1. Introduction


Selective serotonin reuptake inhibitors (SSRIs) form a major class of antidepressant medicines. In 2012 over 27 million prescriptions for SSRIs were dispensed in England in the primary-care setting. SSRIs accounted for more than half of all antidepressant prescriptions in England.

SSRIs inhibit presynaptic reuptake of the neurotransmitter1 serotonin (5-hydroxytryptamine, 5HT), increasing the availability of serotonin at synapses2 and enhancing stimulation of postsynaptic neurones. Changes in receptor sensitivity (eg downregulation3) arising from increased synaptic serotonin are thought to contribute to the antidepressant activity of SSRIs.

The adverse effects of SSRIs are distinct from those of tricyclic antidepressants4; SSRIs have less marked antimuscarinic (anticholinergic)5 activity and, in overdosage, the characteristic features of tricyclic antidepressant poisoning—respiratory failure, defective cardiac conduction and coma—are largely absent in overdose with SSRIs. Characteristic adverse effects—such as those affecting the gastrointestinal tract and sexual function—can be attributed to the stimulation of 5HT receptors.

  1. A chemical substance released by a nerve cell at the junction between two nerve cells (synapse), which can stimulate or inhibit the other nerve cell.
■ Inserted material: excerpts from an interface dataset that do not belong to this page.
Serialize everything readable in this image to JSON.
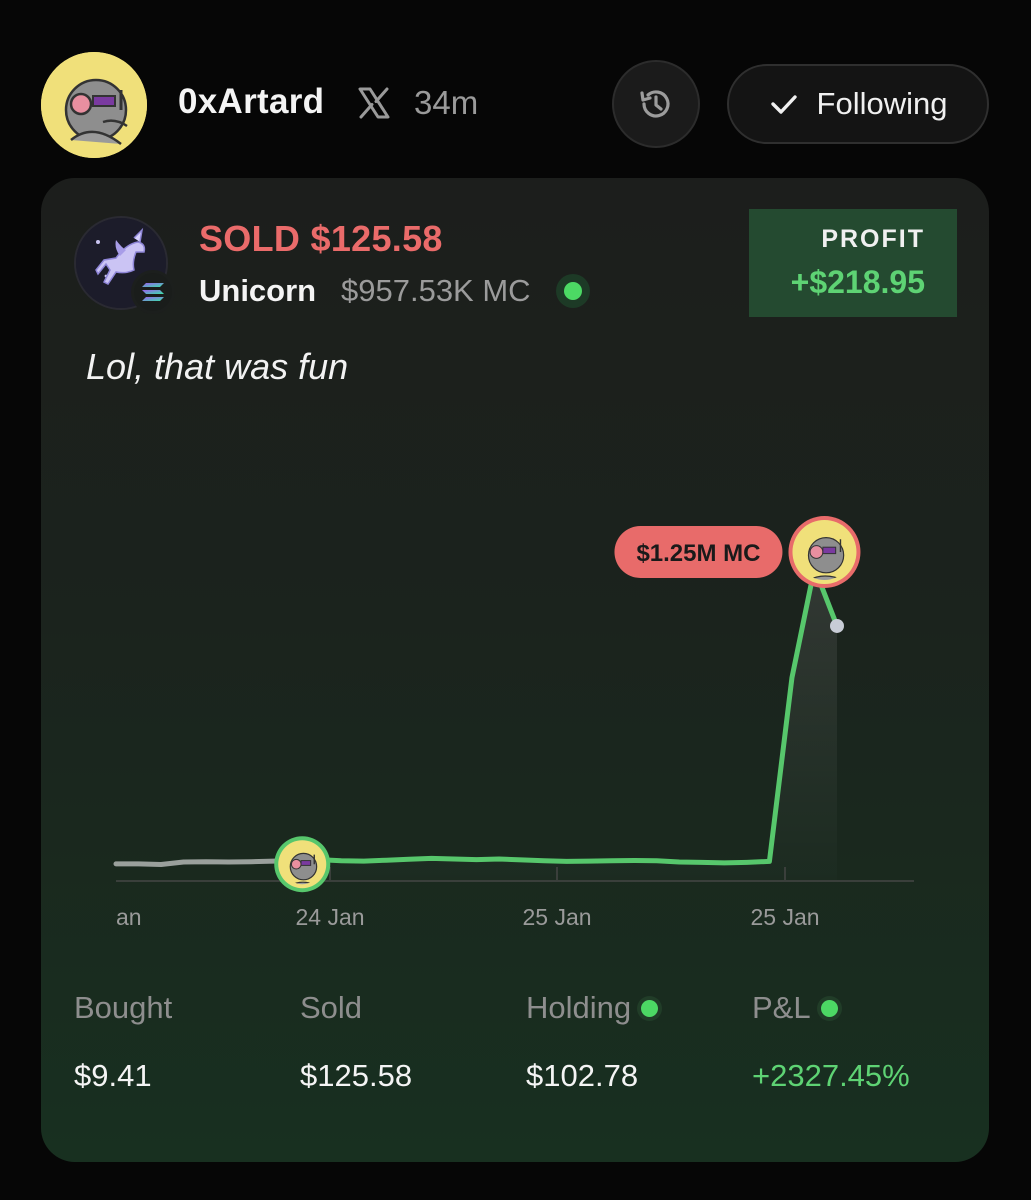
{
  "header": {
    "username": "0xArtard",
    "time_ago": "34m",
    "following_label": "Following"
  },
  "trade": {
    "title": "SOLD $125.58",
    "token_name": "Unicorn",
    "market_cap": "$957.53K MC",
    "profit_label": "PROFIT",
    "profit_value": "+$218.95",
    "comment": "Lol, that was fun"
  },
  "chart_data": {
    "type": "line",
    "x_tick_labels": [
      "an",
      "24 Jan",
      "25 Jan",
      "25 Jan"
    ],
    "peak_label": "$1.25M MC",
    "series": [
      {
        "values": [
          3.0,
          3.0,
          2.8,
          3.6,
          3.7,
          3.6,
          3.7,
          3.9,
          4.2,
          4.4,
          4.0,
          3.9,
          4.2,
          4.5,
          4.8,
          4.6,
          4.4,
          4.6,
          4.3,
          4.0,
          3.8,
          3.9,
          4.0,
          4.1,
          4.0,
          3.6,
          3.5,
          3.3,
          3.5,
          3.8,
          64.0,
          100,
          81.0
        ]
      }
    ],
    "buy_point_index": 8,
    "sell_point_index": 31,
    "colors": {
      "pre_buy": "#9aa09c",
      "holding": "#57c76c",
      "peak_badge": "#e86b6a"
    }
  },
  "stats": [
    {
      "label": "Bought",
      "value": "$9.41",
      "dot": false,
      "positive": false
    },
    {
      "label": "Sold",
      "value": "$125.58",
      "dot": false,
      "positive": false
    },
    {
      "label": "Holding",
      "value": "$102.78",
      "dot": true,
      "positive": false
    },
    {
      "label": "P&L",
      "value": "+2327.45%",
      "dot": true,
      "positive": true
    }
  ],
  "icons": {
    "platform": "x-logo-icon",
    "history": "history-clock-icon",
    "check": "checkmark-icon",
    "chain": "solana-icon"
  }
}
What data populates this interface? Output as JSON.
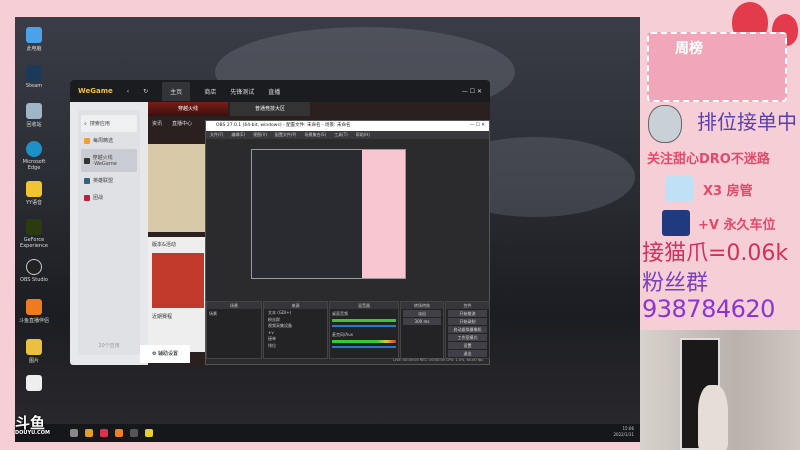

Examples of neurotransmitters include acetylcholine, dopamine, noradrenaline and serotonin.
  2. A junction between two nerve cells. A signal is transmitted from one cell to the other by the release of a chemical neurotransmitter which diffuses across the gap between the cells and interacts with specific receptors on the other cell.
  3. Reduction of response to a substance (such as a hormone or neurotransmitter) that normally produces a particular effect. Often this results from a loss of functioning receptors in response to an excess of the substance that interacts with the receptor.
  4. Tricyclic antidepressants (with a 3-ring molecular structure) inhibit the reuptake of noradrenaline by nerve endings, leaving more noradrenaline at the synapse to act on the other nerve cell. Some tricyclic antidepressants also inhibit the reuptake of serotonin. Examples of tricyclic (and related) antidepressants are: amitriptyline, clomipramine, dosulepin, imipramine, and trazodone.
  5. Reduction or blocking of the effects of parasympathetic nerves; antimuscarinic effects include dry mouth, difficulty swallowing, blurred vision, confusion, palpitations, constipation, and urine retention.